The public broadcaster is criticized by the Legault government and the Parti Québécois (PQ) for its choice, while the co-spokesperson for Québec solidaire says rather that “we should all be happy” with the choice of an elected official.
He was chosen as part of a competition, the Mammoth project. Young people aged 13 to 17 were thus asked last fall to suggest personalities who have inspired them on a web platform, with an open question. Among the 15 finalists who were most often mentioned, a vote determined the five most popular.
The five winners are then invited to give talks in secondary schools in Quebec.
Télé-Québec does not feel bound by an obligation of fairness to all parties for this contest, since elected officials are constantly invited to other network programs, suggested its spokesperson.
“The Mammoth movement is not a democratic exercise like in an election period”, justified the vice-president of communications for public television, Nicole Tardif, in an interview with La Presse Canadienne on Wednesday.
“I find it rather gratifying to see young people aged 13 to 17 being asked once a year to give their opinion on the people who inspire them and who appoint politicians. Honestly, we should be happy about that, we keep saying that young people are cynical. »
If the young people had chosen the conservative leader Éric Duhaime, for example, Télé-Québec would have respected their choice, she responded to such a hypothesis.
Télé-Québec thus gives a platform to a public figure that young people have designated as an inspiring person, summarized the vice-president.
“If we did a vox-pop, I’m not sure they all know which party Mr. Nadeau-Dubois is from,” she said.
“We should all be happy that young people, when it’s time to choose people who inspire them, choose political figures, not just TV stars,” said the main interested party, Mr. Nadeau-Dubois, in a press scrum. in the National Assembly.
According to the Parti Québécois (PQ), organizing tours for some elected officials, but not others, with young people who will have the right to vote in 2026 does not fall within the role of a public broadcaster like Télé-Québec, even if it is the choice of young people in a competition.
“Give him his prize (to Gabriel Nadeau-Dubois), but Télé-Québec is not obliged to organize conferences to promote him! launched the PQ MP for Matane-Matapédia, Pascal Bérubé, in a press scrum on Wednesday morning.
“Did we offer the same thing (to PQ leader) Paul St-Pierre Plamondon? To the Liberal leader (Marc Tanguay), to the Prime Minister (François Legault)? Of course not, ”continued Mr. Bérubé, thus claiming fairness.

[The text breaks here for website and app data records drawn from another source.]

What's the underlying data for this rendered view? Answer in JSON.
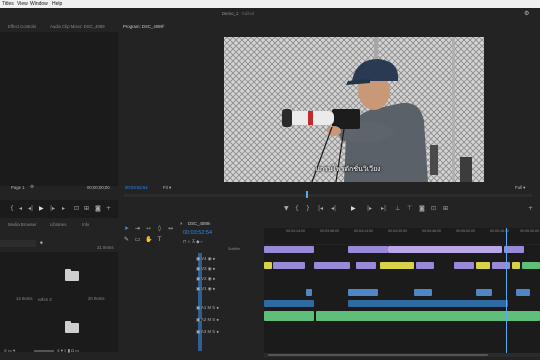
{
  "menubar": {
    "items": [
      "Titles",
      "View",
      "Window",
      "Help"
    ]
  },
  "window": {
    "title": "Demo_1",
    "title_suffix": " - Edited"
  },
  "source_panel": {
    "tabs": [
      "Effect Controls",
      "Audio Clip Mixer: DSC_4089"
    ],
    "page_label": "Page 1",
    "timecode": "00;00;00;00"
  },
  "program_monitor": {
    "tab_label": "Program: DSC_4089",
    "timecode": "00:03:52:54",
    "fit_label": "Fit",
    "quality_label": "Full",
    "subtitle": "แกรบโพรดักชั่นวิเวียง"
  },
  "project_panel": {
    "tabs": [
      "Media Browser",
      "Libraries",
      "Info"
    ],
    "item_count": "31 Items",
    "folders": [
      {
        "label": "14 Items"
      },
      {
        "label": "หลังก 2"
      },
      {
        "label": "20 Items"
      }
    ]
  },
  "timeline": {
    "tab_label": "DSC_4089",
    "timecode": "00:03:52:54",
    "ruler_labels": [
      "00:03:14:00",
      "00:03:58:00",
      "00:04:14:00",
      "00:04:30:00",
      "00:04:46:00",
      "00:05:02:00",
      "00:05:18:00",
      "00:05:30:00"
    ],
    "subtracks_label": "Subtitle",
    "video_tracks": [
      "V4",
      "V3",
      "V2",
      "V1"
    ],
    "audio_tracks": [
      "A1",
      "A2",
      "A3"
    ]
  },
  "colors": {
    "accent": "#2d8ceb",
    "video_clip": "#9a89d6",
    "title_clip": "#d8d24a",
    "audio_clip": "#5fbf7a",
    "playhead": "#5aa9f0"
  }
}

It was Mr. Bérubé who arrested the Minister of Culture and Communications, Mathieu Lacombe, on Tuesday evening. The latter then replied that it was “surprising” and that he felt “some discomfort”.
However, he does not believe that his role was to “interfere” in the affairs of Télé-Québec, adding that if he did, fellow parliamentarians would blame him.
It is “healthy” for elected officials to give lectures in secondary schools and it is up to Télé-Québec to decide, argued QS deputy for Rosemont, Vincent Marissal, in defense of his parliamentary leader.
“I am proud as an MP to see that my two co-spokespersons (Mr. Nadeau-Dubois and Manon Massé) inspire young people in the fight against climate change. »
He mentioned the example of former PQ Prime Minister Jacques Parizeau, who gave lectures in CEGEPs. However, he was not the guest of Télé-Québec and he spoke then in front of college students who are adults or on the eve of becoming so, while in secondary schools, it is about minors.